My interest in forecast evaluation (saying how good forecasts are) goes back to about 1998 when a ginormous El Nino was threatening California and Arizona with floods. My Masters thesis was on how water providers and emergency managers used those forecasts from September to say what might happen that coming winter.
I did long interviews with key people in Arizona. I went some strange places, particularly emergency management offices. I saw the "big board" at the state emergency center. They really do have black helicopters at the Phoenix bunker (yes, a bunker with zigzagged hallways set up for nuclear explosions).

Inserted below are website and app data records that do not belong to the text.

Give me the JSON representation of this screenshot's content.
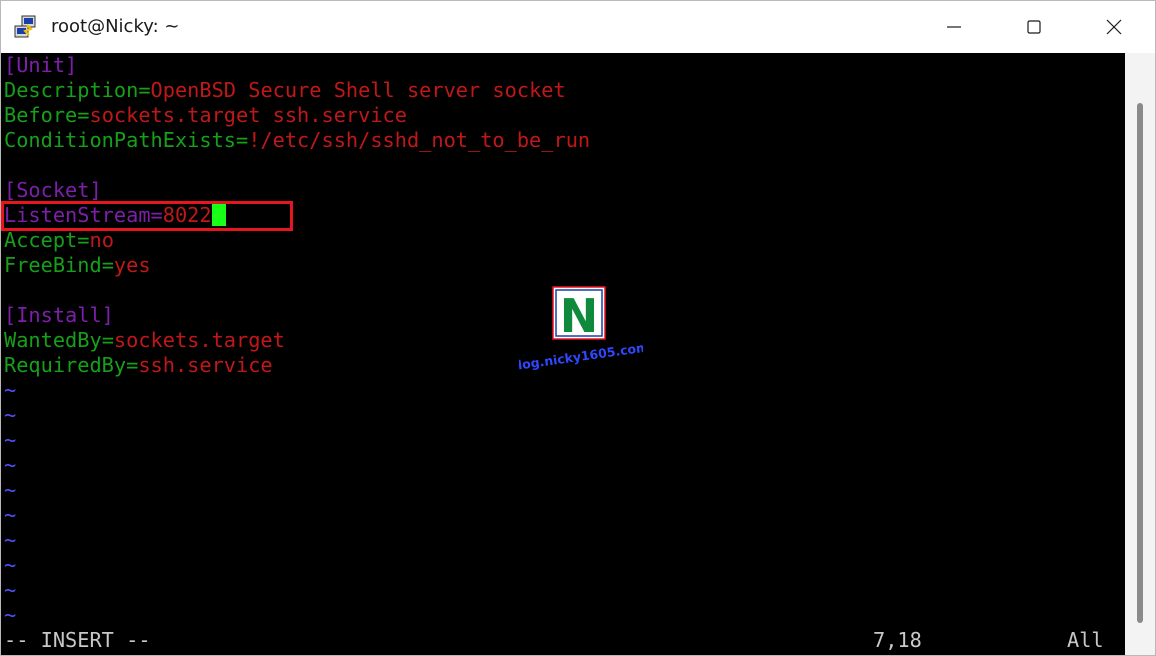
{
  "window": {
    "title": "root@Nicky: ~"
  },
  "editor": {
    "lines": [
      {
        "section": "[Unit]"
      },
      {
        "key": "Description",
        "sep": "=",
        "value": "OpenBSD Secure Shell server socket"
      },
      {
        "key": "Before",
        "sep": "=",
        "value": "sockets.target ssh.service"
      },
      {
        "key": "ConditionPathExists",
        "sep": "=",
        "value": "!/etc/ssh/sshd_not_to_be_run"
      },
      {
        "section": "[Socket]"
      },
      {
        "key": "ListenStream",
        "sep": "=",
        "value": "8022"
      },
      {
        "key": "Accept",
        "sep": "=",
        "value": "no"
      },
      {
        "key": "FreeBind",
        "sep": "=",
        "value": "yes"
      },
      {
        "section": "[Install]"
      },
      {
        "key": "WantedBy",
        "sep": "=",
        "value": "sockets.target"
      },
      {
        "key": "RequiredBy",
        "sep": "=",
        "value": "ssh.service"
      }
    ],
    "tilde": "~"
  },
  "status": {
    "mode": "-- INSERT --",
    "position": "7,18",
    "scroll": "All"
  },
  "watermark": {
    "logo_letter": "N",
    "text": "blog.nicky1605.com"
  },
  "colors": {
    "key": "#16a01a",
    "section": "#7d1faa",
    "value": "#c01818",
    "tilde": "#5050ff",
    "cursor": "#18ff18",
    "highlight": "#e8141e"
  }
}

Before the start of the winter, a late season Pacific hurricane came up the west cost and passed through Yuma and California/Arizona border. That hurricane, and the images of the raging floods during the most-recent-ginormous-El-Nino in 1983, were enough to put the fear of god in everybody. Seriously, I'd go into flood managers' offices and at reception they'd have a massive photo of roiling waves and houses washing away from 1983- you would think that would be fresh in their mind. It wasn't this picture, but this was the event:

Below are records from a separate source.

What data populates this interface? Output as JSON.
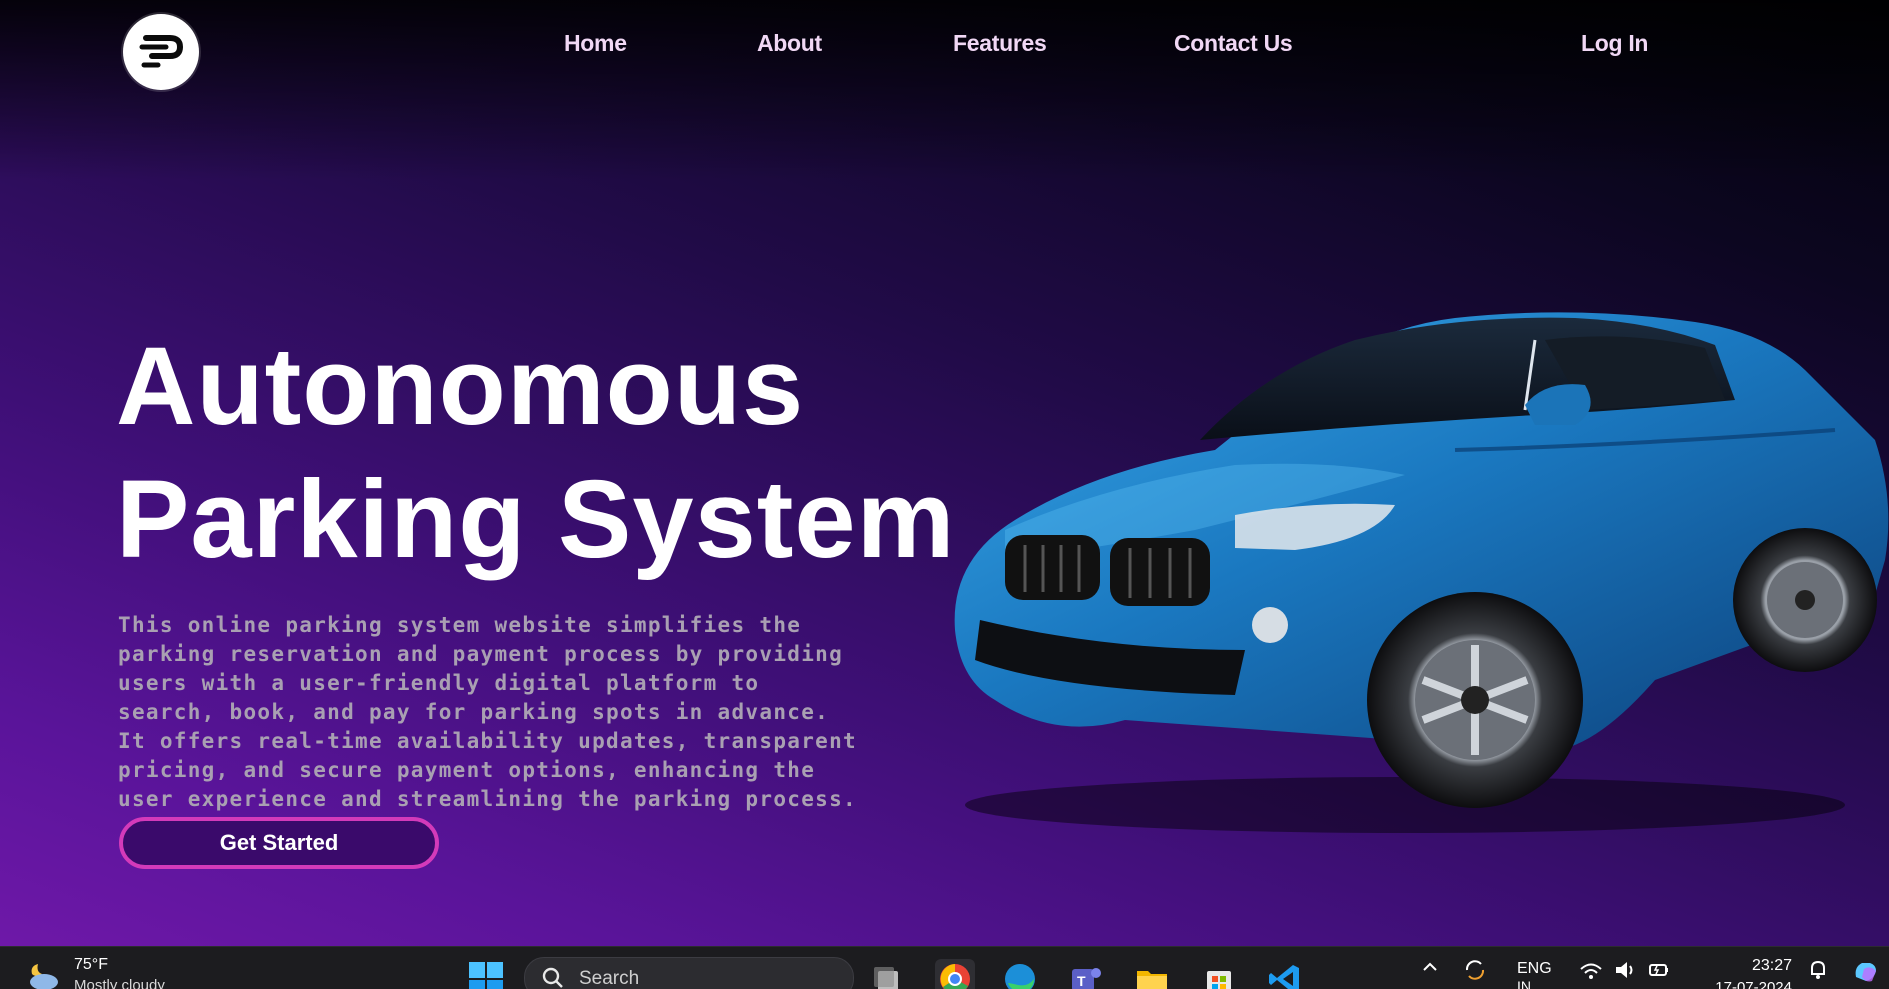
{
  "nav": {
    "logo_text": "P",
    "links": [
      {
        "label": "Home"
      },
      {
        "label": "About"
      },
      {
        "label": "Features"
      },
      {
        "label": "Contact Us"
      }
    ],
    "login_label": "Log In"
  },
  "hero": {
    "title_line1": "Autonomous",
    "title_line2": "Parking System",
    "description": "This online parking system website simplifies the parking reservation and payment process by providing users with a user-friendly digital platform to search, book, and pay for parking spots in advance. It offers real-time availability updates, transparent pricing, and secure payment options, enhancing the user experience and streamlining the parking process.",
    "cta_label": "Get Started"
  },
  "taskbar": {
    "weather_temp": "75°F",
    "weather_condition": "Mostly cloudy",
    "search_placeholder": "Search",
    "lang_line1": "ENG",
    "lang_line2": "IN",
    "time": "23:27",
    "date": "17-07-2024"
  },
  "colors": {
    "accent": "#d33aba",
    "nav_text": "#f1d8f5",
    "car_blue": "#1f7fc4"
  }
}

Anyhow, you didn't want to be that guy that everybody warned but you didn't do anything and then it happened and jeepers, what do we even pay you for anyway?!?
After the event, many people were wondering, there's small and medium El Ninos going on all the time, is this kind of warning something we could use all the time? How good are the forecasts? Will they ever bite us?
Well, it turns out, to a user, "how good are they" is a very complicated question that depends on where you are, what you do, how much risk you can handle and a host of other things. But for a forecaster, interestingly, there's only a few ways to be right and a few things to strive for to be good.
In my opinion, the best writer on "the goodness of forecasts" was Allan Murphy. I never met him, but in grad school my copy of his collected works was dog-eared and tattered. I hope to weave some of his ideas into my work this year.